Second, base performance evaluations on clear standards of business priorities and needs, not simply the volume of output or implicit perceptions. Automatic, the fully remote company behind WordPress, tells its employees: “We care about the work you produce, not just the hours you put in.”
Third, do all you can to make online meetings inclusive. Jon Reed of Diginomica offers some practical tips: set a clear agenda, resolve any audio issues at the start, and take clear notes to share as a follow-up. Rebecca Corliss, writing for Fast Company, urges being proactive to include everyone in a virtual meeting. “Don’t get 90% of the way through a meeting in a riveting discussion only to give Jennifer in Omaha her special five minutes in the end.”
The Hidden Bias
Whatever label you give remote worker bias—unconscious, cultural, cognitive, proximity—the net effect is to lose out on the full contribution from all workers. Prevent this often hidden bias with persistent communication, measurable performance standards, and inclusive interactions.
Quick Tips on Remote Engagement and Productivity
Looking for ways to keep your remote team motivated? Try these:
- Keep mentorship programs going strong. If you don’t have one, now is an ideal time to start.
- If you are a mentor, look for opportunities to copy mentees on significant emails and to include them in crucial video conferences.
- Double-down on training opportunities. Workers are hungry to update skills, both technical and soft. Some learning programs actually work better in a digital format than in-person.
- Invite your team to look for new ways to solve old problems. Unpredictable times can be opportunities to brainstorm and experiment. Use a virtual suggestion box to gather ideas.
- Now we can unite to disrupt WFH bias [PR Week]
- The science behind a successful remote meeting [MIT Sloan Management Review]
- Done right, being remote can make work more inclusive [HR Dive]
- To increase D&I, “What Works?” [University of Massachusetts]

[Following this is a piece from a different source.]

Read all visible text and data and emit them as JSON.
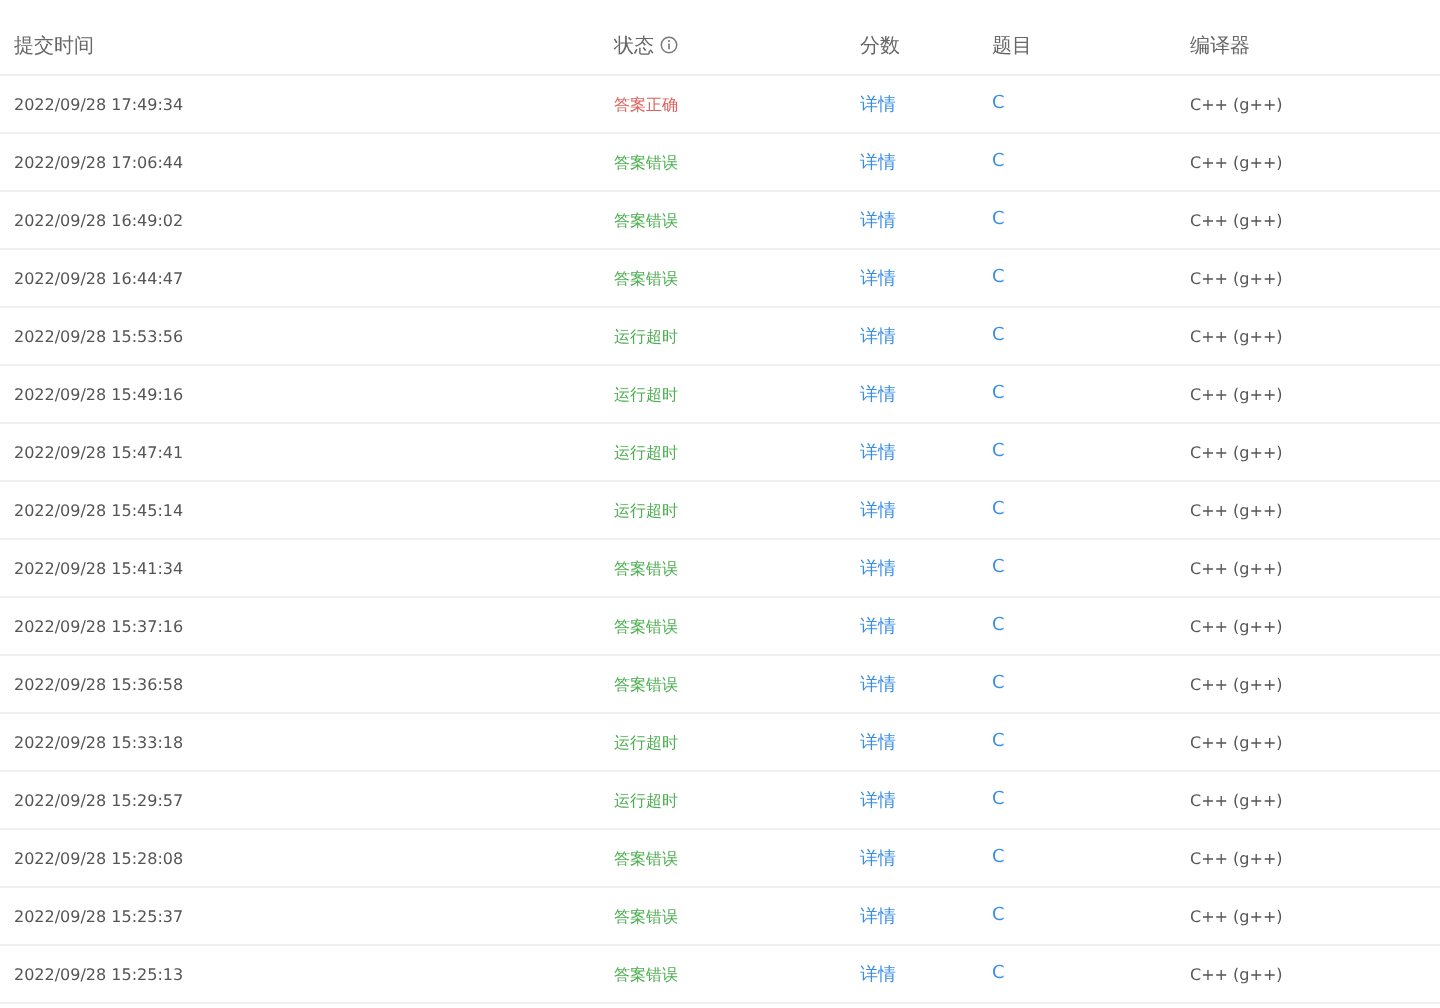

“Let’s invite one another in. Maybe then we can begin to fear less, to make fewer wrong assumptions, to let go of the biases and stereotypes that unnecessarily divide us.”
— Michelle Obama, from Becoming